Shakespeare in Macbeth has drawn Banquo as someone who is noble and is a man who obeyed orders and possessed unwavering loyalty towards those he acknowledges. Although he is ambitious in nature but like Macbeth he does not bring those corrupt thoughts to light. Banquo, like Macbeth is a brave general even the hero himself admits Banquo’s bravery and courage on the battlefield “… tis much he dares, And to that dauntless temper of his mind He hath wisdom that doth guide his valour To act in safety”.
At the very beginning of the play we find Macbeth and Banquo returning from a battle and are received by very ambitious prophecies from the three weird sisters. Unlike Macbeth Banquo takes his predictions half- heartedly and even cautions Macbeth from blindly trusting the three witches. Banquo being the wise individual reacts differently to the prophecies, Macbeth considers murdering the noble king of Scotland, Duncan while the latter calmly ignores such urges.
Banquo in the play represents virtue and honour. King Duncan gives greater appreciation to Macbeth’s performance in the battle than Banquo yet he is not at all envious. He praises Macbeth which evokes admiration in King Duncan ” True worthy Banquo: he is full so valiant, And in his commendation I am fed, It is a banquet to me.” On his arrival at Macbeth’s castle Banquo praises the wholesome atmosphere of the castle, which shows him to be a thorough gentleman without any suspicion of evil. Banquo is unsuspecting in nature. Even when the murderers had surrounded him, he doesn’t suspect the danger hovering on him.
Banquo has been accused of being careless and not prudent enough to take timely action. This character trait in him led him to his untimely death. Banquo suspects Macbeth, but he is not prudent enough to take steps to protect himself.
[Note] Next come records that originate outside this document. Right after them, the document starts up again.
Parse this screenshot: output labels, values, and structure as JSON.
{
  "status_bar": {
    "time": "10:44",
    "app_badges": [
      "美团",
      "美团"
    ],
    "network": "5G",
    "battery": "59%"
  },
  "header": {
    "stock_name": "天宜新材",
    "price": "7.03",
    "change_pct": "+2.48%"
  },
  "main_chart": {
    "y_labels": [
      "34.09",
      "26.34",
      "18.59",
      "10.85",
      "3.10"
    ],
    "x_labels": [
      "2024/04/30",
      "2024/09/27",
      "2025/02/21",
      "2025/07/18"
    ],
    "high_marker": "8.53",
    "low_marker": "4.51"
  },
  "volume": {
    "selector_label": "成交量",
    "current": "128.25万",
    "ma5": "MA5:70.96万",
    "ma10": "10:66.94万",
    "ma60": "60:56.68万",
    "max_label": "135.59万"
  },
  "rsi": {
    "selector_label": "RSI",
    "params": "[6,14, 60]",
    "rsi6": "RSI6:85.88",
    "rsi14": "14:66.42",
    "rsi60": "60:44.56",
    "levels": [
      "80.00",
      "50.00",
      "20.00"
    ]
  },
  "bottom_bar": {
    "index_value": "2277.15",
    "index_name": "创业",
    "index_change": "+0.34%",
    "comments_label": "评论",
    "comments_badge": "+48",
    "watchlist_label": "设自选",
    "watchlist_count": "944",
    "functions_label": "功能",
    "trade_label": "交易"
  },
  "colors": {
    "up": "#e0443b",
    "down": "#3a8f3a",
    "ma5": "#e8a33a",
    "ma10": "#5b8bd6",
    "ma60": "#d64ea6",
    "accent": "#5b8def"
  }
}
Banquo inspite of being a trusted general, ignored Macbeth’s heinous crime against his king, Duncan.
Banquo has an obvious dramatic purpose to fulfil in his relation to the character of Macbeth and the main theme of the play. But he is carefully kept in a subordinate position. His dramatic purpose is to form a foil, and at the same time, a parallel illustration to Macbeth’s temptation.